BEGIN

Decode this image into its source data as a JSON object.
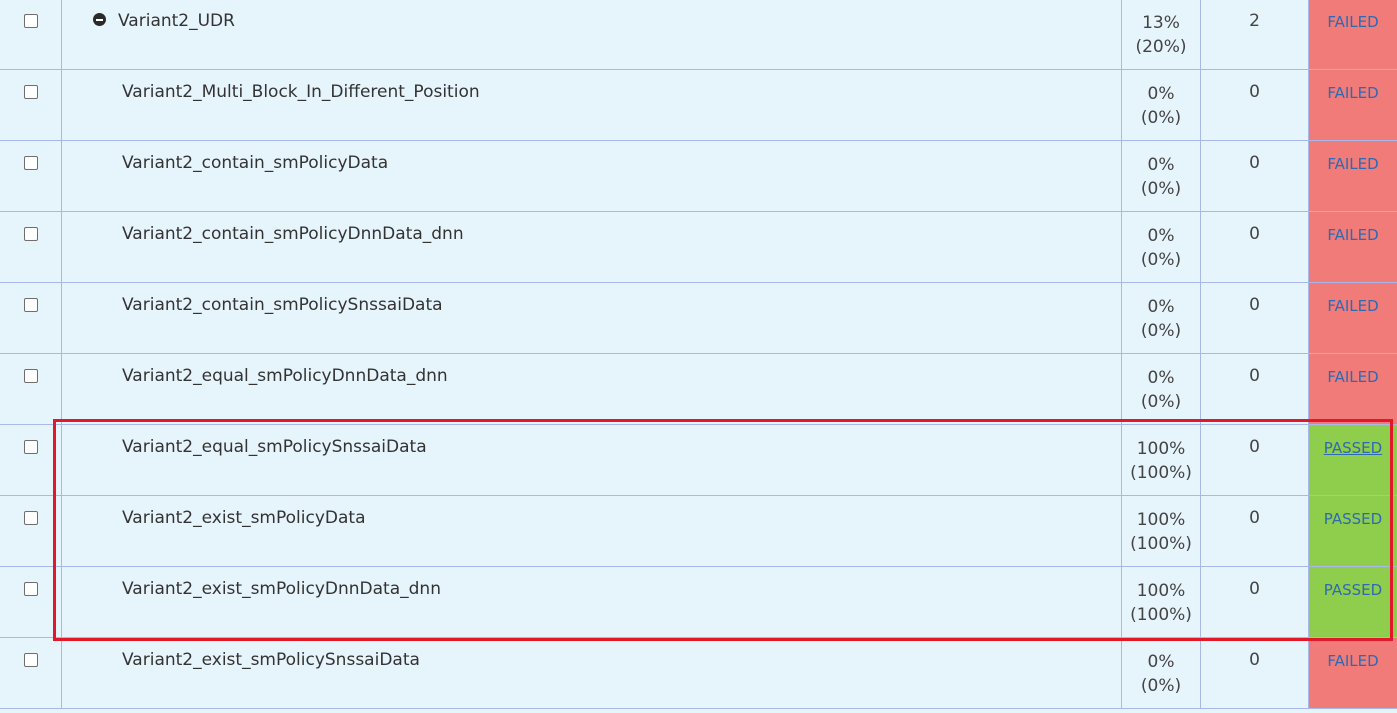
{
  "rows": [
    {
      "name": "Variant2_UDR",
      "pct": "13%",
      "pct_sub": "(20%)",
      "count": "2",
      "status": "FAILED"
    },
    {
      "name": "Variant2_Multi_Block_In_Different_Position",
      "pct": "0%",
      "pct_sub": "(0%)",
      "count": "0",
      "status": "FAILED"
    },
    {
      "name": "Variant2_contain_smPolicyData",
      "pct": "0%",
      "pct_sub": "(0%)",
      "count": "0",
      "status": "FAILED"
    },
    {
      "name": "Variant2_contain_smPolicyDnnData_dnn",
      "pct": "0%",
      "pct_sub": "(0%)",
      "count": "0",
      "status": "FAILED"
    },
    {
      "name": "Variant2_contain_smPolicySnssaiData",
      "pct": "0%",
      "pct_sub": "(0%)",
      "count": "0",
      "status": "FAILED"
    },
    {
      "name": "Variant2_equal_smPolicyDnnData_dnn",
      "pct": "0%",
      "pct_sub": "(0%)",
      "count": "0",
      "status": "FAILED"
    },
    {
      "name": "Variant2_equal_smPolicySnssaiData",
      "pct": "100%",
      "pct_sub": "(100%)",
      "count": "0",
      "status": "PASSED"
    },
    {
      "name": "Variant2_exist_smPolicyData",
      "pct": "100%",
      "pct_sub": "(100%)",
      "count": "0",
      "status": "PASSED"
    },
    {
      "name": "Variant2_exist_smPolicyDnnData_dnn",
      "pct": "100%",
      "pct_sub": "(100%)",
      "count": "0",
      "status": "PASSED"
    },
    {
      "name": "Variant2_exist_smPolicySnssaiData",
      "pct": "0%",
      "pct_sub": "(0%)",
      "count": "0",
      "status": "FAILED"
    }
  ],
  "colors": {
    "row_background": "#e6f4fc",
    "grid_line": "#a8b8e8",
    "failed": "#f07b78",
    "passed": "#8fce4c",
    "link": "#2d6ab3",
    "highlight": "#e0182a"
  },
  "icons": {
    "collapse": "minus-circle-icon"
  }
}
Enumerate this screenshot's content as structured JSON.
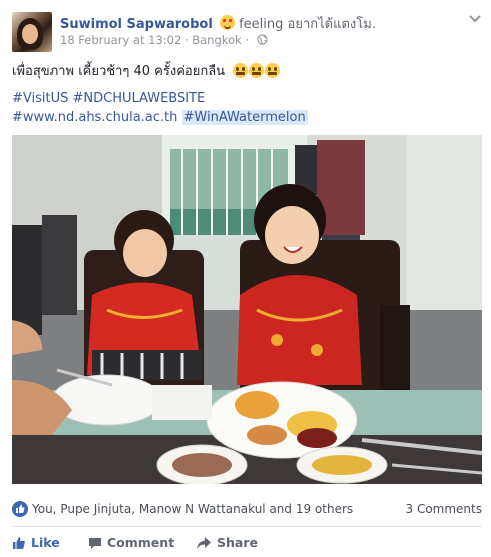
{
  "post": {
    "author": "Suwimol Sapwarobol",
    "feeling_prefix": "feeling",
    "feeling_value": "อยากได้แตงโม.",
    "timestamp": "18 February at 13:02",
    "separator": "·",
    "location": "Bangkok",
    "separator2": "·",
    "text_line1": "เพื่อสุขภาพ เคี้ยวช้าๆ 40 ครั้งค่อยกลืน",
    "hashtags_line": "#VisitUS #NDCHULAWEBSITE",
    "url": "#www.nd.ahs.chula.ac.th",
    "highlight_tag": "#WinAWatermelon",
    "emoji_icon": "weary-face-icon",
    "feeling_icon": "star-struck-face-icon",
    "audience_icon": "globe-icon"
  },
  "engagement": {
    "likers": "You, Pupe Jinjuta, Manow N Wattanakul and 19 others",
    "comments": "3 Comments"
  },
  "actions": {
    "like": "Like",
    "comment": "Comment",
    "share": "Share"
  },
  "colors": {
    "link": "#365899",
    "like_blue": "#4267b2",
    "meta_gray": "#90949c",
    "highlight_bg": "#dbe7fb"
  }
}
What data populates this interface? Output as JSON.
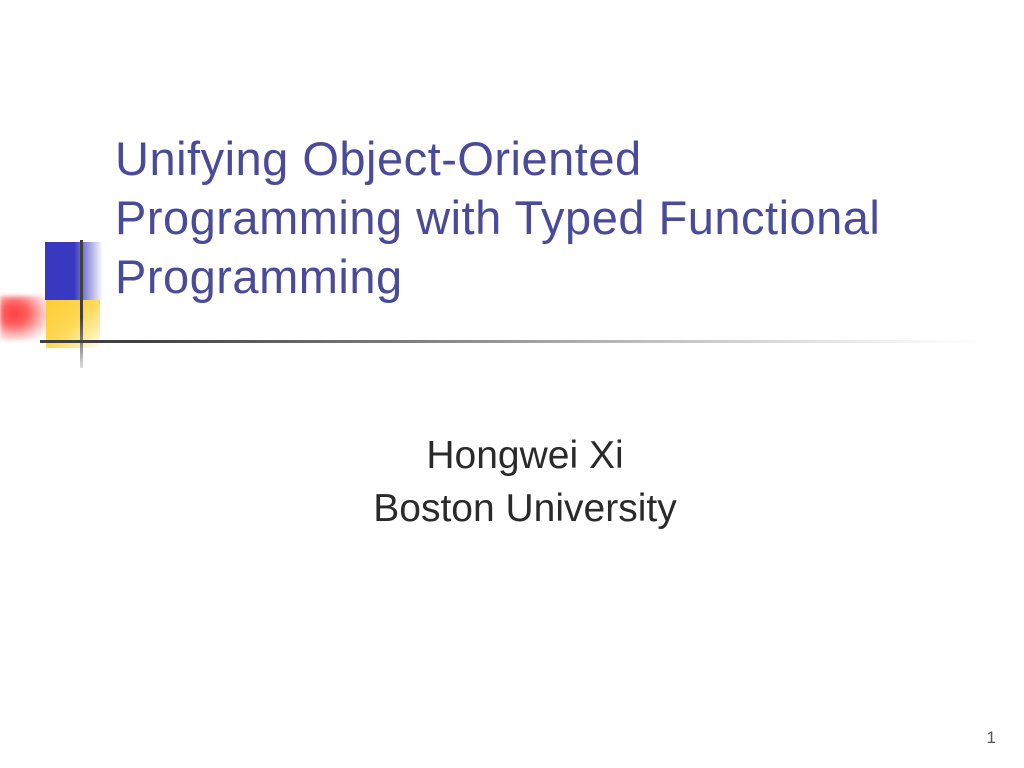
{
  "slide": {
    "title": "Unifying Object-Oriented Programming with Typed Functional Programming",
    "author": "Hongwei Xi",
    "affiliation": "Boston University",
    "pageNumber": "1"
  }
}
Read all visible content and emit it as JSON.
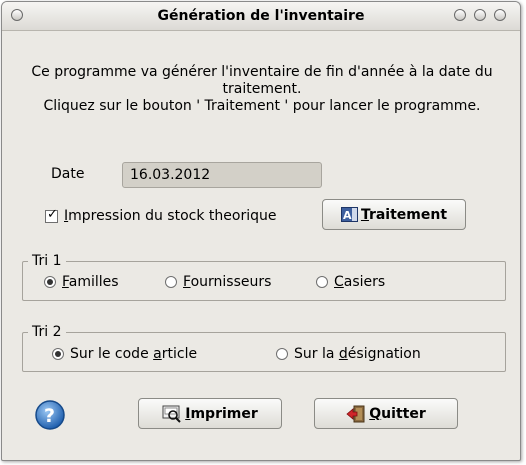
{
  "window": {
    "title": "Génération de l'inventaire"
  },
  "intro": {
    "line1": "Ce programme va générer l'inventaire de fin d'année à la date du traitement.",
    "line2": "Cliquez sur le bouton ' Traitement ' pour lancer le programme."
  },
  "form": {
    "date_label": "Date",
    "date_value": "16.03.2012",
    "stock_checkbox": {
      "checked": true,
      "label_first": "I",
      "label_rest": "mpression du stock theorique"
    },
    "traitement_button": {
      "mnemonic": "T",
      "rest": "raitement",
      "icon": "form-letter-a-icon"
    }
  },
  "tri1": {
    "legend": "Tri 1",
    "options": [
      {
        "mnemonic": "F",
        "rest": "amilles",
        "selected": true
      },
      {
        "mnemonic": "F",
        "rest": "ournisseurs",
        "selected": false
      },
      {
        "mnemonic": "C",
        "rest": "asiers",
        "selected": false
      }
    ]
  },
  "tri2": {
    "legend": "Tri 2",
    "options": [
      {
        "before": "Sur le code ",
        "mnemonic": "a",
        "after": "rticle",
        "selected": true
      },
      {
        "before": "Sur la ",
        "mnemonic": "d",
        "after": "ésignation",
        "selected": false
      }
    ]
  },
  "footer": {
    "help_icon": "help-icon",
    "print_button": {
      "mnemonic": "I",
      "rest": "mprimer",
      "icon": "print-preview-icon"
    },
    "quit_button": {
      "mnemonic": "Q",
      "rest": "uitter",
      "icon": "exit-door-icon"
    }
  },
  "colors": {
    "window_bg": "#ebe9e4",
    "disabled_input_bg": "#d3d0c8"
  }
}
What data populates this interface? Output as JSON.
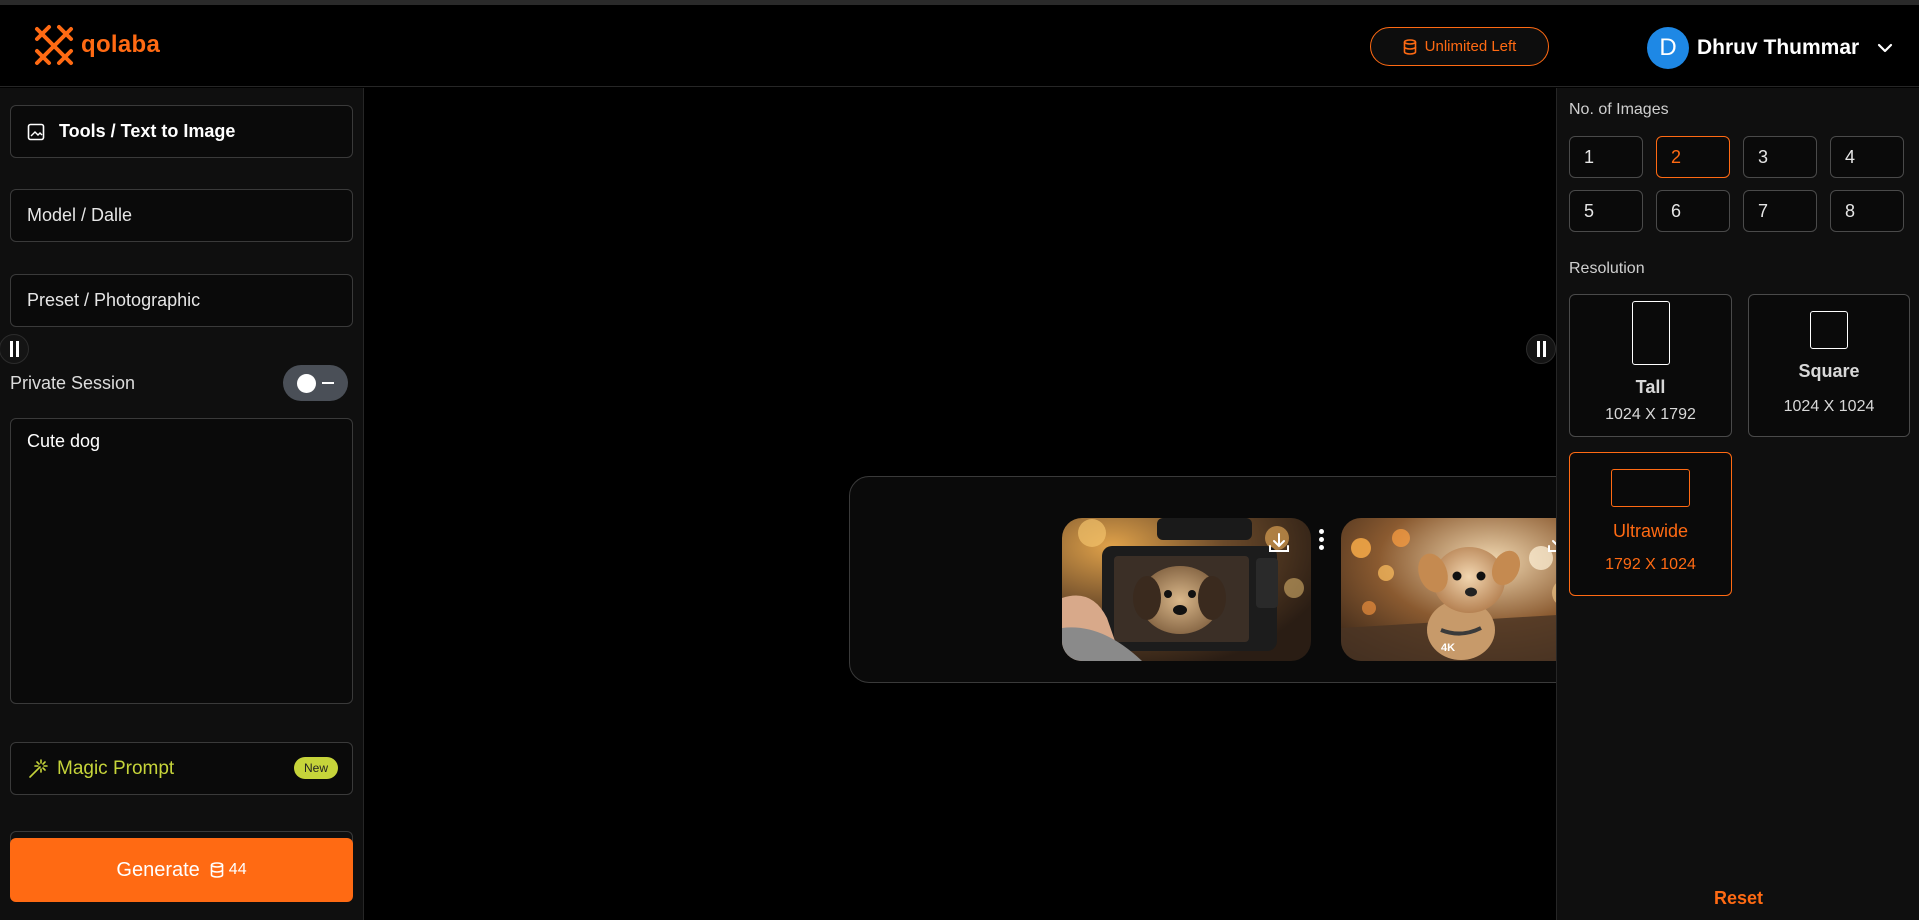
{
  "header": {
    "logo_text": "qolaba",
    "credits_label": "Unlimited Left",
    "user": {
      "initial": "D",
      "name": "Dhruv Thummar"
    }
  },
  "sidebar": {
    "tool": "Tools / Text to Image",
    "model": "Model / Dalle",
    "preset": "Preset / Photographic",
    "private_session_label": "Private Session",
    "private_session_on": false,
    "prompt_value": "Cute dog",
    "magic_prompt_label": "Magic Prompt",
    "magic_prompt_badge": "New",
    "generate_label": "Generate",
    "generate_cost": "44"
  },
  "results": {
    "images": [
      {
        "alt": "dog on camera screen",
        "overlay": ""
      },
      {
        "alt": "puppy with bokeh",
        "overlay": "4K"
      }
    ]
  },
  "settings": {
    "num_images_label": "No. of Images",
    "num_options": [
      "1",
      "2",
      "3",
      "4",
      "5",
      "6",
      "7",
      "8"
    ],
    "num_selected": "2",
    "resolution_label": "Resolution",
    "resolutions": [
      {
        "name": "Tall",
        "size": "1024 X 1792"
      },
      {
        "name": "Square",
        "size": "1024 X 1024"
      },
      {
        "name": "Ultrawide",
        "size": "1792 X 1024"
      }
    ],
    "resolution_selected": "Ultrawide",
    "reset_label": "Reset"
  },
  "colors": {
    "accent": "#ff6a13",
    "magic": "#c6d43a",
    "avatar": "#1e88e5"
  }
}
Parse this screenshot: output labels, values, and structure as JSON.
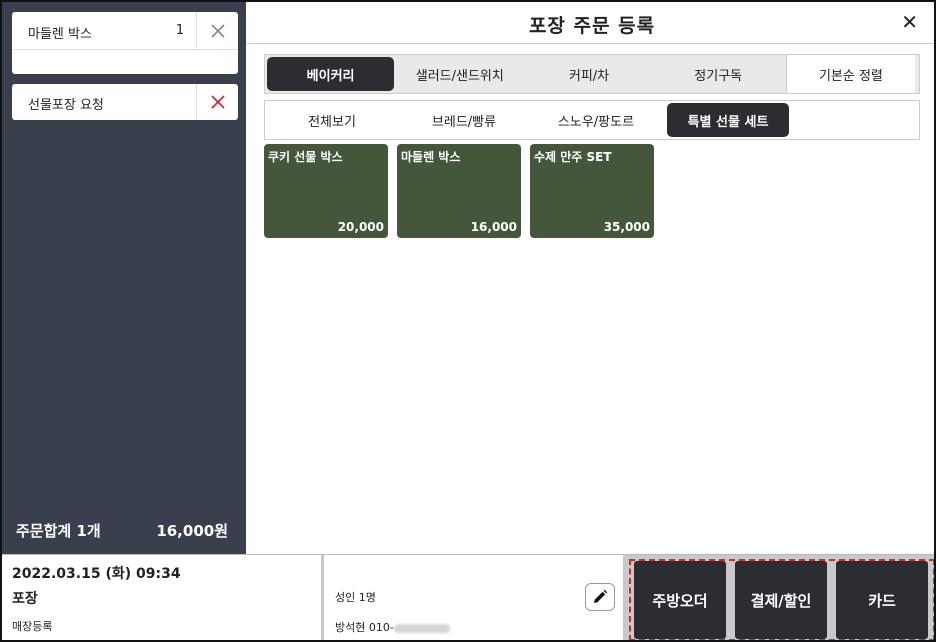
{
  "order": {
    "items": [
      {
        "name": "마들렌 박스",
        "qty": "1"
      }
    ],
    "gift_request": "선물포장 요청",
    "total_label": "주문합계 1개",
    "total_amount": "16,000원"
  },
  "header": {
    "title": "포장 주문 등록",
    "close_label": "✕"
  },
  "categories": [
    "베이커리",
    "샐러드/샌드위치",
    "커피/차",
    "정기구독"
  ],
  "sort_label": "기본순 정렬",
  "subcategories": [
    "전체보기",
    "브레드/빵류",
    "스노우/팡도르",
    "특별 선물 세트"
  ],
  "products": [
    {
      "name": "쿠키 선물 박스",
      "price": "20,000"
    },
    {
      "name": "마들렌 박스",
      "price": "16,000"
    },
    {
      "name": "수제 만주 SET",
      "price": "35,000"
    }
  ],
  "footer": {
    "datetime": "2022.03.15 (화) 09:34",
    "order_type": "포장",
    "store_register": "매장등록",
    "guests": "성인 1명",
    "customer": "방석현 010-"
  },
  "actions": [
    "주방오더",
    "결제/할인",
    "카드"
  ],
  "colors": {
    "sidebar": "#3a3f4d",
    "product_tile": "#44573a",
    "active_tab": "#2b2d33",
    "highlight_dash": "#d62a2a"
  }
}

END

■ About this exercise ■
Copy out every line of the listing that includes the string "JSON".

■ Response to the exercise ■
Decode this image into its source data as a JSON object.
Enumerate this screenshot's content as structured JSON.
What data populates this interface? Output as JSON.
Read all visible content and emit it as JSON.
What data populates this interface? Output as JSON.
Parse this screenshot: output labels, values, and structure as JSON.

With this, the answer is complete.